Stem cells have attracted great attention in recent years due to their promise in regenerative medicine. Knowledge regarding the maintenance of stem cells during cell expansion and directional differentiation of stem cells into a specific lineage is of great importance to clinical applications of stem-cell-based therapies. An important strategy of regenerative medicine is to restore the in vivo stem-cell niche environment, including biochemical cues, topographic cues, and mechanical induction. More and more studies indicate that surface nanotopography exerts significant impacts on directing stem-cell differentiation. In this chapter, we will introduce the responses of stem cells to physical nanotopography, such as protrusion, pores, grooves/ridges, and fibers, containing topographic features smaller than 1000 nm. The most obvious effect of surface nanotopography is the alteration to cell adhesion and cytoskeleton formation. It is suggested that the changes in the formation of F-actin may influence nucleus morphology, which in turn affects the cellular gene-expression profile. Although the interaction between stem cells and nanotopography remains less explored, we believe that with more knowledge regarding stem-cell-nanotopology interactions, the researchers can design better strategies combining biochemical and topographic cues for tissue engineering and regenerative medicine.

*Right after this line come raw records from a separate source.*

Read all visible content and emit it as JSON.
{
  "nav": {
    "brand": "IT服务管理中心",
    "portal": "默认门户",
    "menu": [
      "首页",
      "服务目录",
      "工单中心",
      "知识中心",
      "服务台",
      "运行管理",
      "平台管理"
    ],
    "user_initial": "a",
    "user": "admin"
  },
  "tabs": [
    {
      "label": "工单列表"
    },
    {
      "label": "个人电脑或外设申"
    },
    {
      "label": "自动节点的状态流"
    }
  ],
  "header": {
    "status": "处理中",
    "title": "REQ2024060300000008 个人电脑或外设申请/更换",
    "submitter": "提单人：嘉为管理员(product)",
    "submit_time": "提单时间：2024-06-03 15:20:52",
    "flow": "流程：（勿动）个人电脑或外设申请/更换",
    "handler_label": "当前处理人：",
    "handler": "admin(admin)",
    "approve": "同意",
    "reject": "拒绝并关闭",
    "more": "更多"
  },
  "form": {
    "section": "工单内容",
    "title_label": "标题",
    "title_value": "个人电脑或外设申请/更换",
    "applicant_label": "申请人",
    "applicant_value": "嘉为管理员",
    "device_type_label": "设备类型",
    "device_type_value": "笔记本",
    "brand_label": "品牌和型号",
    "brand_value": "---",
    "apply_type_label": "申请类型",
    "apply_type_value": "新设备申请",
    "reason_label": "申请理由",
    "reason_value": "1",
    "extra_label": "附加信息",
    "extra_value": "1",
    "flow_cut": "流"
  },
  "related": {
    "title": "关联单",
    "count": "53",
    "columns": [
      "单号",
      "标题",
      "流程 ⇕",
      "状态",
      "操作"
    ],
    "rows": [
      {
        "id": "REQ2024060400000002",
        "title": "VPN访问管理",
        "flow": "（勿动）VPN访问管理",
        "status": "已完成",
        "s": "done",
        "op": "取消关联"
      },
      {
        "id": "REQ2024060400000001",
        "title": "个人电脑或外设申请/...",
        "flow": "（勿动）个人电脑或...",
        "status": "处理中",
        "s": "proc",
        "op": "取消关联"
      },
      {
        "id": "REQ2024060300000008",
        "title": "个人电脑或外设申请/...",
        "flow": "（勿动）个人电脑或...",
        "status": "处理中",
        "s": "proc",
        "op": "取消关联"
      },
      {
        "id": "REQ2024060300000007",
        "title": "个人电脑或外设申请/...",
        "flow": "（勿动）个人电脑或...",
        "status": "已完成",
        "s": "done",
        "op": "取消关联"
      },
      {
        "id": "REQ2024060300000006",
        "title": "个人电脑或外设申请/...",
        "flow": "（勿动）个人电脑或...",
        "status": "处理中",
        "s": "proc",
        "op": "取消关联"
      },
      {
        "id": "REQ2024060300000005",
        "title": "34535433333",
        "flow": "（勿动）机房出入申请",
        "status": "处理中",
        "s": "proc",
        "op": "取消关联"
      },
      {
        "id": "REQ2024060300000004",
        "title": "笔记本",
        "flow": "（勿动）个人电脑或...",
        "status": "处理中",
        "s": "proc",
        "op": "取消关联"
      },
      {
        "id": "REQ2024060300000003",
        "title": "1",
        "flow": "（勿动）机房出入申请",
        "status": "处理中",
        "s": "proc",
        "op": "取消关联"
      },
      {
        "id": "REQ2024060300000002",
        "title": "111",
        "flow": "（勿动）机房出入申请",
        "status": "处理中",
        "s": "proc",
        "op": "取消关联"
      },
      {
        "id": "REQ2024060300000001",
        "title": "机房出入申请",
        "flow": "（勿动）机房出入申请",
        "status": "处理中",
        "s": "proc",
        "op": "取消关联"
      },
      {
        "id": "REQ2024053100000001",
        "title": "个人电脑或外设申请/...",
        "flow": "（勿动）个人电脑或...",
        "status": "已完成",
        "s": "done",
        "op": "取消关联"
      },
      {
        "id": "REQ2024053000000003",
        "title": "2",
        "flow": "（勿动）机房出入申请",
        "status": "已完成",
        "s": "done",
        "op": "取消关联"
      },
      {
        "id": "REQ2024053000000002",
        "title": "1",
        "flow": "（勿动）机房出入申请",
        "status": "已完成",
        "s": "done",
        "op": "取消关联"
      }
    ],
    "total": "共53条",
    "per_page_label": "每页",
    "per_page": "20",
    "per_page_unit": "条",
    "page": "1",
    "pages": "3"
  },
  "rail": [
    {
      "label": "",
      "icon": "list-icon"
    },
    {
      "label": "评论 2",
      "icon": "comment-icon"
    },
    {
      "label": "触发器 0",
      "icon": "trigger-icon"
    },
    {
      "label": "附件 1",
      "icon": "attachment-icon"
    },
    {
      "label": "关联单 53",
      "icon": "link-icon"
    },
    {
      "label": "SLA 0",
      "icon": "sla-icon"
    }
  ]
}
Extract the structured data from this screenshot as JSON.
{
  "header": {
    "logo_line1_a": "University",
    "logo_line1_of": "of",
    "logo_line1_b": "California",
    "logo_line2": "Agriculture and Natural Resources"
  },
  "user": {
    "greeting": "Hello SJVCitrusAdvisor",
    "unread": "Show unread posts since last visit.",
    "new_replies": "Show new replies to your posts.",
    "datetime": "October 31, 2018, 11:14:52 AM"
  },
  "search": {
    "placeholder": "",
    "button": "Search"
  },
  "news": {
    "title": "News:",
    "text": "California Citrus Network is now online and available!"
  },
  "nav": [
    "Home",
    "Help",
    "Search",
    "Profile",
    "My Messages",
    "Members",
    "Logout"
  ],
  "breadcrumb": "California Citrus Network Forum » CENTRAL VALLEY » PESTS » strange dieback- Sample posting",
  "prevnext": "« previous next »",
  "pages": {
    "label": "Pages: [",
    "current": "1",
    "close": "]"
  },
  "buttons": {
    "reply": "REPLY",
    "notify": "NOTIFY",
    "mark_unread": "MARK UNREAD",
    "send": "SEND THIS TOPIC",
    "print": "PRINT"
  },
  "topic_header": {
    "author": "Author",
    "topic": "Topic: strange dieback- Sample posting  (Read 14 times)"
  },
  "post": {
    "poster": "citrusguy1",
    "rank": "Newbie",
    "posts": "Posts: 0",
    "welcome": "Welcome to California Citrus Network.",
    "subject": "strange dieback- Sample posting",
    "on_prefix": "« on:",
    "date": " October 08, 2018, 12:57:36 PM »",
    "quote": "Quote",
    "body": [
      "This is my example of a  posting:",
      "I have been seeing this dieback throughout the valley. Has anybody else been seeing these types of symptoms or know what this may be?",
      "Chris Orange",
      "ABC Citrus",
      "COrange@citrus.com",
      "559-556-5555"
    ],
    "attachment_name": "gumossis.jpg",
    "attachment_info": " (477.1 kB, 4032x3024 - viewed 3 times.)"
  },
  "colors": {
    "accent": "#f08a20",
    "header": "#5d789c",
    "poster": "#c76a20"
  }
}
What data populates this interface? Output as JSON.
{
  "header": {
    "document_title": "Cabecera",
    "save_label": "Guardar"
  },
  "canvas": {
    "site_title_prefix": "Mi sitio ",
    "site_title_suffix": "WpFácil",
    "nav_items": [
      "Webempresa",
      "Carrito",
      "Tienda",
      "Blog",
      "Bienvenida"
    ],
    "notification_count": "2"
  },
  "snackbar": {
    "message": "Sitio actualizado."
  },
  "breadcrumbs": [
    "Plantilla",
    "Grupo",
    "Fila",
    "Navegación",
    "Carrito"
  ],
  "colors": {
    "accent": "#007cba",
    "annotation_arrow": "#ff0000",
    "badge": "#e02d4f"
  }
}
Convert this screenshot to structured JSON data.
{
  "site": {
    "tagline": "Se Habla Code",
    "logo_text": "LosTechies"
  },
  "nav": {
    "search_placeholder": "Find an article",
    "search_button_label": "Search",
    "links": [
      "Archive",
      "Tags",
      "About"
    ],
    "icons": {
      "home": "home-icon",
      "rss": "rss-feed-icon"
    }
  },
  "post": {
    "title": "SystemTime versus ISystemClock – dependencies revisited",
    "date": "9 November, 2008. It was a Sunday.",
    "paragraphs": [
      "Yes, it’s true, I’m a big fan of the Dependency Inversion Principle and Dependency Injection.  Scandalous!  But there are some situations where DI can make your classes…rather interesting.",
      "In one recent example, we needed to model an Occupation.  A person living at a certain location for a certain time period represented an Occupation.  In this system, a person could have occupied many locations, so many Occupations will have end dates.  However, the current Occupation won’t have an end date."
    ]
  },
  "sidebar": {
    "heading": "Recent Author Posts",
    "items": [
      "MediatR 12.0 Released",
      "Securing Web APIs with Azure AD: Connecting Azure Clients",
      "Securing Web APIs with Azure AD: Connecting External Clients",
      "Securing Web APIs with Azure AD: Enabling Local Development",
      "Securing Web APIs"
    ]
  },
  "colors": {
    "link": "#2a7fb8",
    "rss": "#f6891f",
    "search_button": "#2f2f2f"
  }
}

- Adult stem cells
- Embryonic stem cells (ESCs)
- Induced pluripotent stem cells (iPSCs)
- Physical nanotopography
- Stem cell responses
ASJC Scopus subject areas
- Biochemistry, Genetics and Molecular Biology(all)